Since 2009, I’ve sought to return the favor by building on a decade as a journalist to write about the unsung innovation I saw happening beneath the public’s radar. (The federal government has never been great about describing its positive achievements, but this unintentional “humility” is worsened by too much media reliance on muckraking to generate cheap content.) The prize for some of your Administration’s improvements will be billions of dollars’ worth of process efficiency and an ability to retain social-good programs while slashing redundancy and phasing out archaic ways of doing business. All politics aside, I watched these mechanisms with my own wide eyes.
But if one is to deliver praise like I just did, then one must also be willing to highlight dangerous errors in the path ahead, especially when the potholes are avoidable. As a subject matter expert on emergency medical technologies, I have a patriotic duty to point out correctible overstatements and oversimplifications that, if left uncorrected, could undermine your Administration’s objective to bolster the public’s senses of safety, security and comfort—especially as it simultaneously emphasizes the danger of man-made and natural disasters.
On July 9, 2013, your White House sent out a “marketing” email entitled “President Obama’s Plan for Using Technology to Make Government Smarter.” The email contained the following three bullets:
- Increasing efficiency and saving money. CHECK: A worthy goal, and one that I had the chance to see put in action from the inside-out, as part of the project team that relaunched USAJOBS.gov—the so-called “face of federal hiring.” The White House email cited cost reductions of our $2.5 billion; that seems reasonable, considering how extensive an effort went into collapsing duplicative data silos and databases, and modernizing the federal government’s technical infrastructure. Vivek Kundra, the visionary former federal Chief Information Officer, should be a central figure in every conversation about government’s meaningful gravitation toward efficiency; he earned more credit than he gets (but that’s not why people work in government).

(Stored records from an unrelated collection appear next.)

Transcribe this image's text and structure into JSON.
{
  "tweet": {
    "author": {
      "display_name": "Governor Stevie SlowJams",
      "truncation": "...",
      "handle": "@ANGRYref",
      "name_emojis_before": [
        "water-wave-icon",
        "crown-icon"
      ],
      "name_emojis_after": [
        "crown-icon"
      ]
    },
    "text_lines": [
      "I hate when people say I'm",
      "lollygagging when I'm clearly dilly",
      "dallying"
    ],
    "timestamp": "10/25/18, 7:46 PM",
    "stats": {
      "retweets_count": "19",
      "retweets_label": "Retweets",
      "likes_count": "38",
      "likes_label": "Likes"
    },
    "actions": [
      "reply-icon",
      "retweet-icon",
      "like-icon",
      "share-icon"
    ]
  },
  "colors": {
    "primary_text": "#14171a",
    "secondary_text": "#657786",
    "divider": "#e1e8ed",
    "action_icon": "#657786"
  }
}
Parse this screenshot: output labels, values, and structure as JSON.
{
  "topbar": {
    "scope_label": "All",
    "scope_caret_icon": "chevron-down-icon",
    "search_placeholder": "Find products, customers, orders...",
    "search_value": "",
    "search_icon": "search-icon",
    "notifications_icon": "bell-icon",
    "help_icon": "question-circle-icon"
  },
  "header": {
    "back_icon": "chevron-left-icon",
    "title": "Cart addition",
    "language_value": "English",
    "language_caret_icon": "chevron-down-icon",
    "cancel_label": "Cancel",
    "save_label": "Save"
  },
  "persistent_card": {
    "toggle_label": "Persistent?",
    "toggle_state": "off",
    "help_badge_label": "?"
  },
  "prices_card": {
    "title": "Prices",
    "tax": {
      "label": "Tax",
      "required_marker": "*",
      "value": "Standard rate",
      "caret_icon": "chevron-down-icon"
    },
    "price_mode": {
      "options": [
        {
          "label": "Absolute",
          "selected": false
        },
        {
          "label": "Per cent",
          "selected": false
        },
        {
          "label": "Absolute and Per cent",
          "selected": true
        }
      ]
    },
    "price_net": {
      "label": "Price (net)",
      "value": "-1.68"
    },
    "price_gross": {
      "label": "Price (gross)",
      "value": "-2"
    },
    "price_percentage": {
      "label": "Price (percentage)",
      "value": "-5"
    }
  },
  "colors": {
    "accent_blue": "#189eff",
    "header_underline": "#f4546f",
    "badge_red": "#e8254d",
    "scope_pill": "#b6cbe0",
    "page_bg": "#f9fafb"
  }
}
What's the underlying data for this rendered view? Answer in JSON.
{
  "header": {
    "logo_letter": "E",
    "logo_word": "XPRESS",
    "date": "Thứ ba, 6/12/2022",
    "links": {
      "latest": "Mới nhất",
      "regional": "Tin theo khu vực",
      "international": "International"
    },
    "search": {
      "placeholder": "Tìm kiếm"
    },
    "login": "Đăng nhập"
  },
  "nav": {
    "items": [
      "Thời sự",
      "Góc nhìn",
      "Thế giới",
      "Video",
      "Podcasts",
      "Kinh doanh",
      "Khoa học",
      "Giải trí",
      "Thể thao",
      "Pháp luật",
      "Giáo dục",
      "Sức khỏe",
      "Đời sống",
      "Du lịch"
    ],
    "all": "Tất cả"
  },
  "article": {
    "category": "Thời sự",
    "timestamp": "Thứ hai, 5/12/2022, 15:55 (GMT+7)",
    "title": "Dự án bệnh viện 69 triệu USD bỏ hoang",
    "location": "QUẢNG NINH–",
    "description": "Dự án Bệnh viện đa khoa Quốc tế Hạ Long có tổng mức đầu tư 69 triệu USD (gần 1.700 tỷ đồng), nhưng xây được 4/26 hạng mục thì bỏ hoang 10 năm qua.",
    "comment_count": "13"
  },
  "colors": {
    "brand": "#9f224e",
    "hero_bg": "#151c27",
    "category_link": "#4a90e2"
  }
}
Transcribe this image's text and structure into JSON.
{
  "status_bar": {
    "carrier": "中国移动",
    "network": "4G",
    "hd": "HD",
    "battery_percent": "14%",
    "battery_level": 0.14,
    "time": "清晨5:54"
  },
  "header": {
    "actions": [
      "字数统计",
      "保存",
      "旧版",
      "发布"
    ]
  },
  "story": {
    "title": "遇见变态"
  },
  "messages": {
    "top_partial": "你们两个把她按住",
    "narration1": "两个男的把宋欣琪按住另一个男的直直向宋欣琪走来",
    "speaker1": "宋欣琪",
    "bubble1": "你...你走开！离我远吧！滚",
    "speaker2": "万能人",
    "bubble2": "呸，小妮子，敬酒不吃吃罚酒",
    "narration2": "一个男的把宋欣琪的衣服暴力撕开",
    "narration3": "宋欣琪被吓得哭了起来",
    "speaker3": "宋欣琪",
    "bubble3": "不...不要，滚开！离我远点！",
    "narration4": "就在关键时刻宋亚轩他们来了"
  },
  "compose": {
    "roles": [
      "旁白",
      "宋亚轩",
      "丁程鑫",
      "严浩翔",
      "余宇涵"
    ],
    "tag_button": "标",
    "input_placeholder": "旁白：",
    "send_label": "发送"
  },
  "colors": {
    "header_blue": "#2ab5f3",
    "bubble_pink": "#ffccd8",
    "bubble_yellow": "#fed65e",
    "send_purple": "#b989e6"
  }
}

- Opening government data to fuel innovation and problem-solving: CHECK: The Administration claims that it is opening “huge amounts of government data to the American people, and putting it on the internet for free.” There are many ways in which this is true, ranging from Data.gov to the Blue Button Initiative, to a (relative) simplification of the grant-making process. (The latter is better than it was, but it still is eons from intuitive or fair.) Much controversy now swirls around actions that the government still keeps secret, but that cannot detract from the fact that a veritable cornucopia of information has been released, and it is indeed spurring creativity. Unfortunately, my own firm uncovered a challenging corollary problem that goes hand-in-hand with the release of oodles of data: at least some of those data are bad, faulty or incomplete, yet when we tried contacting the appropriate agency to close the gap and strive for accuracy, we were met with silence.
The last bullet in the White House’s email, however, does not deserve a “CHECK.” Rather, it is concerning and arguably more dangerous than whoever drafted the outreach piece likely realized. It also touches on something I know a bit about.